The Whisper

45DS The Whisper Greg Fryer and Brodie Murray photo by Emma SalmonAward winning playwright and performer, Brodie Murray (Soul of Possum, Billy’s Choice), has generously shared a treasure with Naarm/Melbourne audiences. The Whisper is a heartfelt story of one Aboriginal family’s journey of strength, survival and doing whatever it takes to protect the ones you love.

Based on a true story from Murray’s own beloved Nan, Lorraine Murray, The Whisper shares the reimagined portrayal of his grandmother’s journey on horse and cart, travelling from Bordertown to Swan Hill to evade authorities in the 1940s.

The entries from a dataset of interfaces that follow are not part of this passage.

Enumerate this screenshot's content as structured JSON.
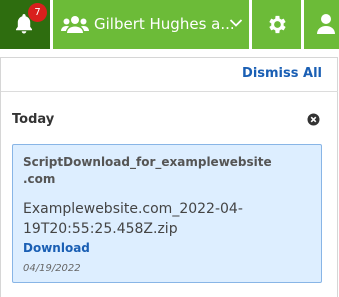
{
  "topbar": {
    "notification_count": "7",
    "user_name": "Gilbert Hughes a..."
  },
  "panel": {
    "dismiss_all": "Dismiss All",
    "section_title": "Today",
    "notification": {
      "title_line1": "ScriptDownload_for_examplewebsite",
      "title_line2": ".com",
      "file_line1": "Examplewebsite.com_2022-04-",
      "file_line2": "19T20:55:25.458Z.zip",
      "link_label": "Download",
      "date": "04/19/2022"
    }
  },
  "colors": {
    "brand_green": "#6cbb38",
    "active_green": "#2e6d0f",
    "badge_red": "#d9201d",
    "link_blue": "#1a5fb4",
    "card_bg": "#ddeeff"
  },
  "icons": [
    "bell-icon",
    "users-icon",
    "chevron-down-icon",
    "gear-icon",
    "person-icon",
    "close-icon"
  ]
}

The play opens with Riley (Brodie Murray) a young, passionate, football fanatic who shares his affection with his brother, Jack (Balla Neba) and his hopes to be reunited with his mum and dad who have been absent for over a year. Jack and Riley have been staying with Nan Rose (Melodie Reynolds-Diarra) and Pop (Greg Fryer), who is out on a sheering run.

As Jack returns home after being absent for three weeks, Nan Rose learns of his unorthodox, mixed-raced relationship with a white girl in town, Annabel. For fear of the repercussions of their relationship and Jack’s safety, Nan Rose makes the ultimate decision, to flee their home in the night on horse and cart and escape the inevitable arrest of her grandson.

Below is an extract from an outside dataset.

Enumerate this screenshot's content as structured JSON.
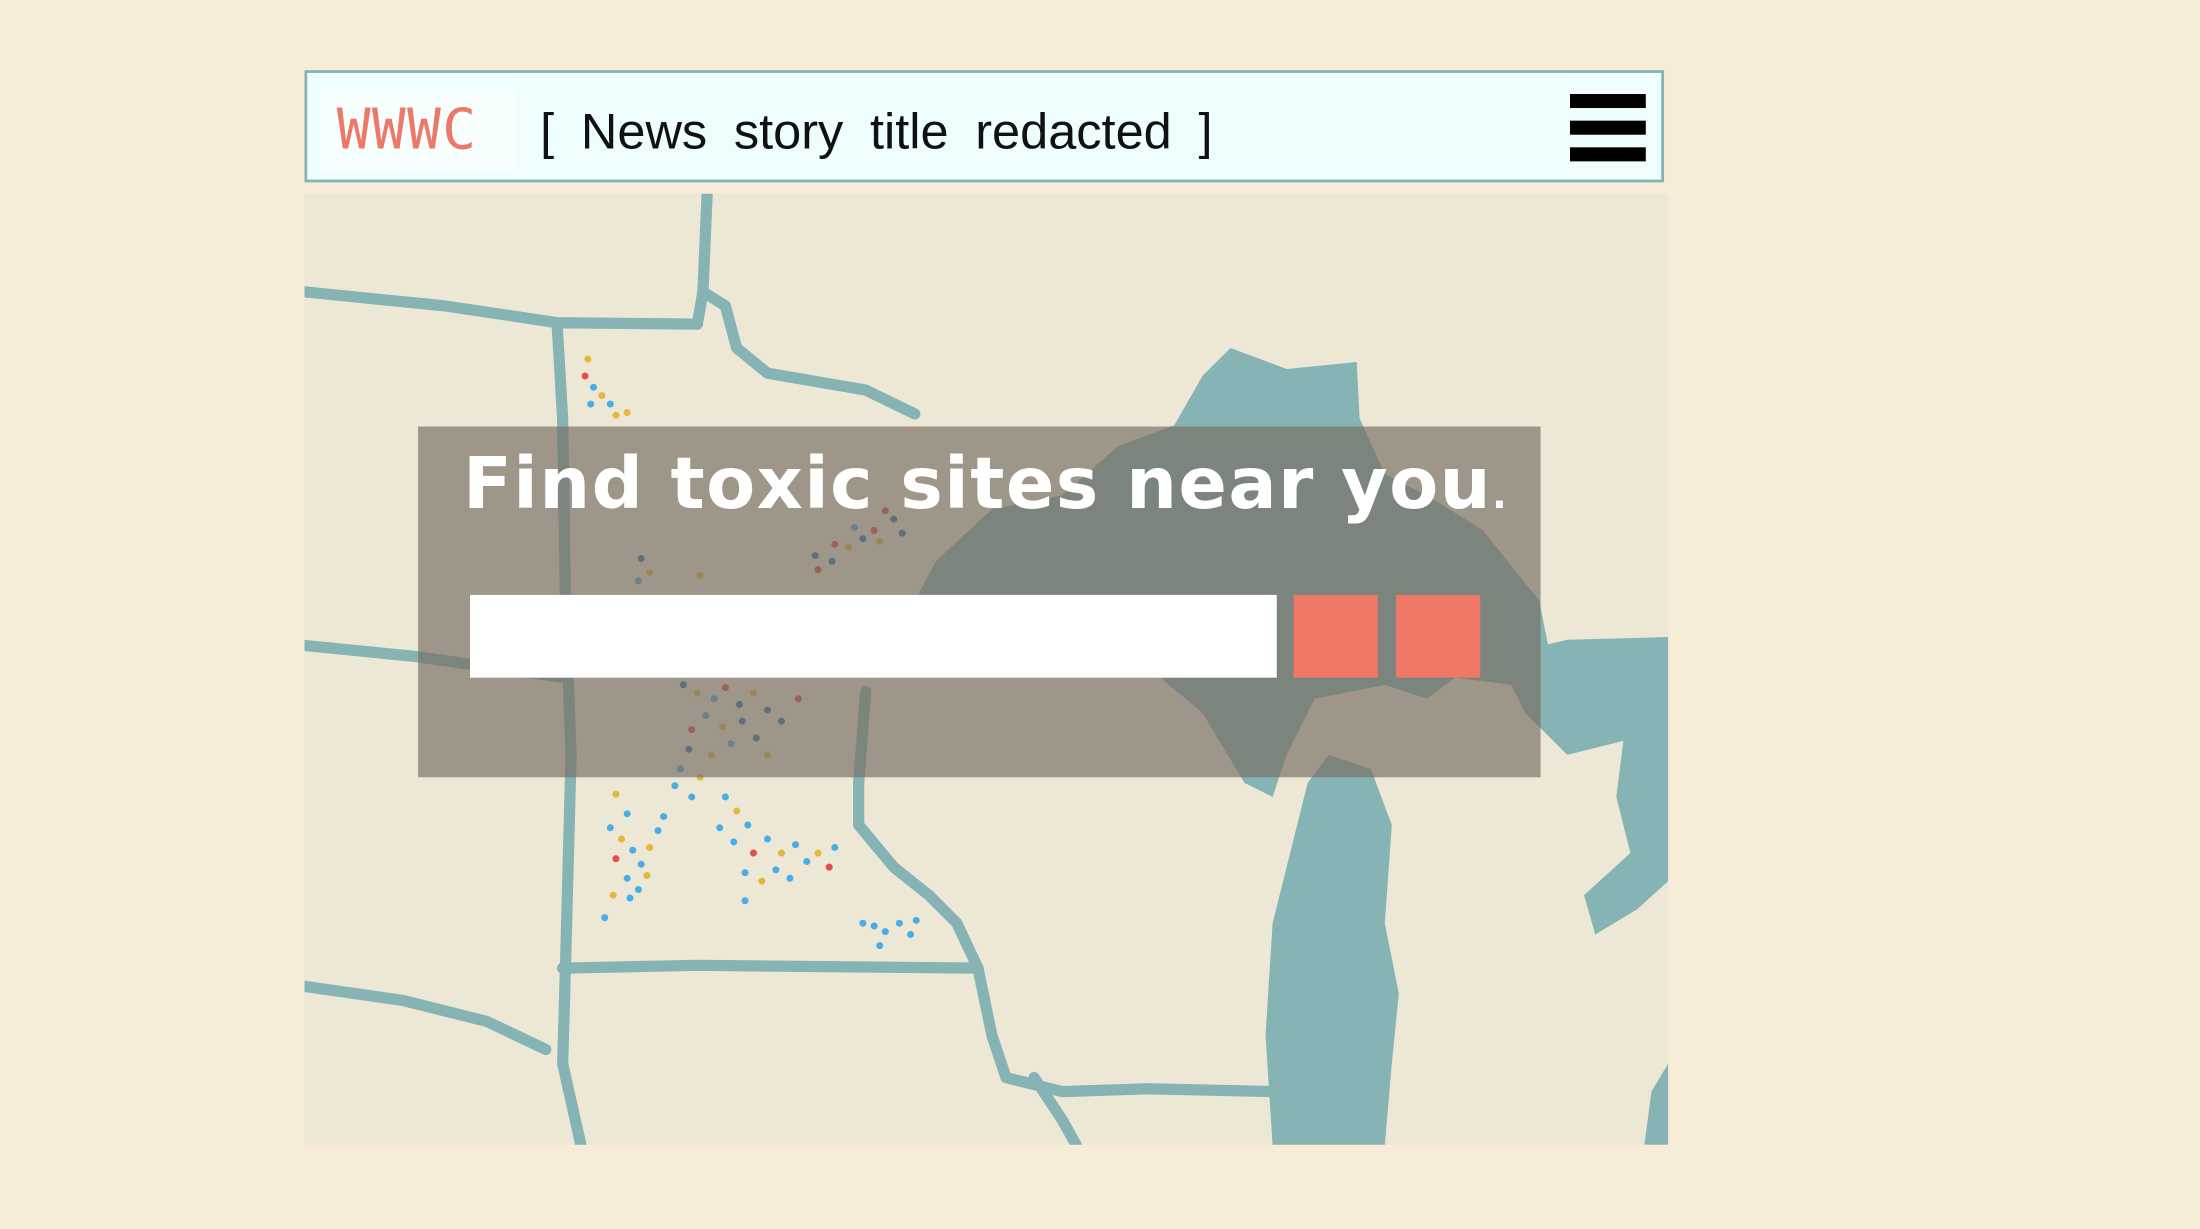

The heart of this story is Nan Rose, portrayed by the brilliant, Melodie Reynolds-Diarra (The Dirty Mile, Glorious Bastards). Reynolds-Diarra commands the space with her loving, no-nonsense and fiercely protective nature. Her connection to the text, audience and co-stars was mesmerising to witness.

Greg Fryer (The Sapphires, Wentworth) as Pop, brings a warm, gentle and caring energy to the role. A sense of calm and safety washed through the space whenever he entered a scene. The chemistry between the ensemble was rich and engaging, particularly between the brother duo, Riley and Jack.

Murray and Balla Neba’s (Dance Rites, Soul of Possum) connection was effortless, from their rascal and playful antics to their unyielding loyalty to each other. It was clear there was a mutual respect and care between the cast.

Another highlight of The Whisper was the lighting and sound design, brought to life by Shane Grant. Grant transformed the performance space into a warm and earthy atmosphere.

Accompanied by soundscapes of Willie Wagtails and other wildlife to guide the trajectory of the story and support Reynolds-Dirarra’s powerful monologue. This contrasted excellently with the stark black out and shadow features used to spotlight the Policeman (Fryer) through his confronting arrest updates.

The play ran on a steady 50 minute running time, with an even tempo throughout. This left audiences the right amount of time to process both the playful and uncomfortable moments. At times, scene changes became anticipated and repetitive through the dimming of stage lights. This resulted in some energy drops and loss of momentum between scene changes.

The Whisper is a wonderful evening of rich, indigenous storytelling. Stories that I hope will continue to rise to the surface, that challenge, question and engage Australian audiences.

The Whisper
fortyfivedownstairs, 45 Flinders Lane, Melbourne
Performance: Tuesday 20 February 2024
Season continues to 25 February 2024
Information and Bookings:

Image: Greg Fryer and Brodie Murray – photo by Emma Salmon

Review: Eleni Vettos